The Occupy Wall Street demonstrations show no sign of abating and the voice of collective dissent now echoes well beyond lower Manhattan. During the past few weeks, the movement has spread nationally, as protesters across the country came together in a leaderless association that rails against corporate greed and social inequality.
During Yom Tov, the great majority of Jews are surrounded by family, friends and neighbors. Whether in shul or at the table, we share the holiness and festivities that define our holidays with the ones we love and are connected to. The hours fly as we daven, and later feast on a succulent variety of fish and meat dishes, kugels, salads and desserts. The day is full of warmth, color and noise as adult banter mingles with children's chatter.
I've read suggestions by newspaper columnists and observers that events have overtaken Israel, that Israel is "isolating itself" in the Middle East. That view is wrong, and always has been wrong. Israel is not isolating itself - Israel is leading in the Middle East. Israel does not stand alone - Israel stands above as the one true beacon of freedom and opportunity in the Middle East.
The eminent law professor Robert Bork once described the Israeli Supreme Court as the worst in the Western world. Israel, Bork wrote, "has set a standard for judicial imperialism that can probably never be surpassed, and, one devoutly hopes, will never be equaled elsewhere."
The assault on freedom of speech in Israel by the leftist establishment continues, manifested in a series of arrests of rabbis merely for expressing opinions.
In 1629 George Calvert, the first Lord Baltimore, applied to King Charles I for a charter to found what was to become the Province of Maryland. Tobacco had proven to be a profitable enterprise in Virginia, and Calvert was hopeful the same would prove true in this new venture. In addition, Calvert, a Catholic, hoped to found a religious haven for his co-religionists who were often persecuted in predominantly Protestant England.
If Toni Morrison, the Nobel-prize winning African-American novelist, could refer to Bill Clinton, a white man, as America's first black president, then surely we can take a reverse tack: Is it possible that Barack Obama is not the first real black president after all?
I'm sitting and watching President Obama's speech on the resignation of President Hosni Mubarak of Egypt. He is eloquent as usual, giving compelling visuals of the protestors demanding a free government amid great personal peril. He is quoting Gandhi and Martin Luther King. He has taken charge of the situation, endorsing the determination of the people of Egypt to throw out their dictator.
In recent days, one of the most important domestic controversies in Israel has revolved around rabbinic opinions. The media are representing this as a great debate over "racism." In reality, it is a great debate over freedom of speech and the rights of Israelis to express opinions disliked by its increasingly anti-democratic Left.
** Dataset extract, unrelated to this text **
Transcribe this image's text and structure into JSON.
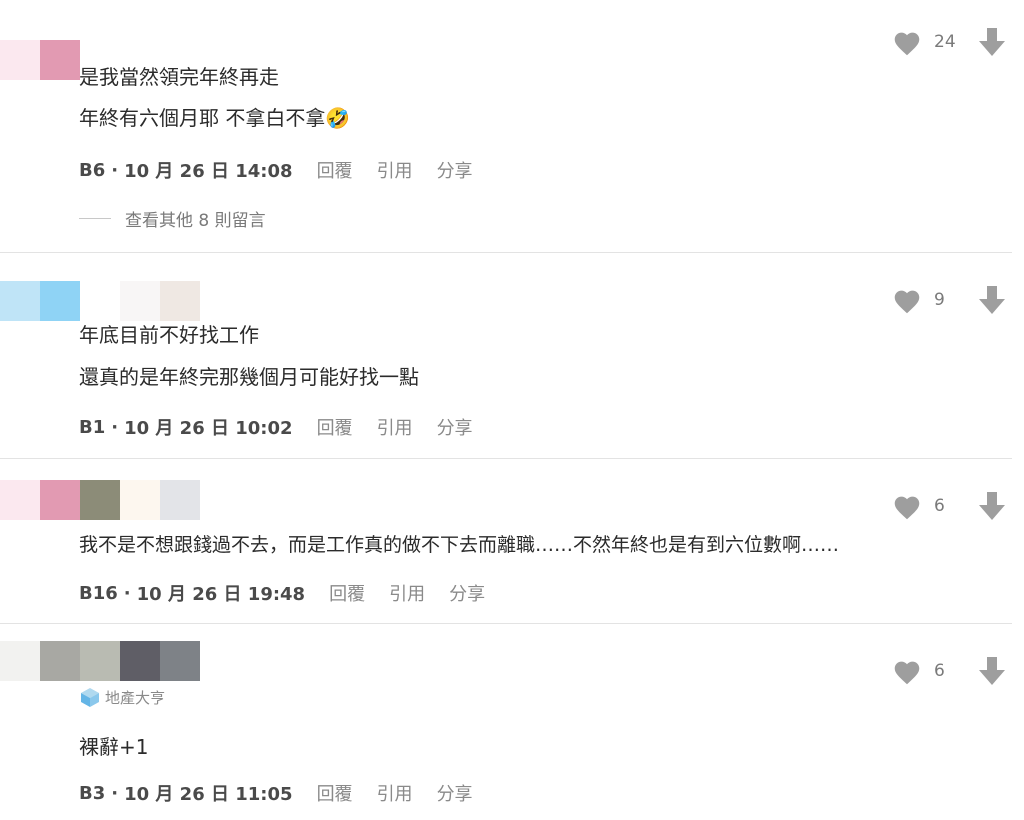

The latest headliner in the campaign to silence critics of Israel's radical Left is Prof. Zvi Hacohen, the new rector at Ben Gurion University. A professor in chemistry and "desert research," Hacohen was cited at length in Haaretz (Sept. 15) denouncing people, especially students of the Zionist Im Tirtzu movement, who dare criticize leftist sedition.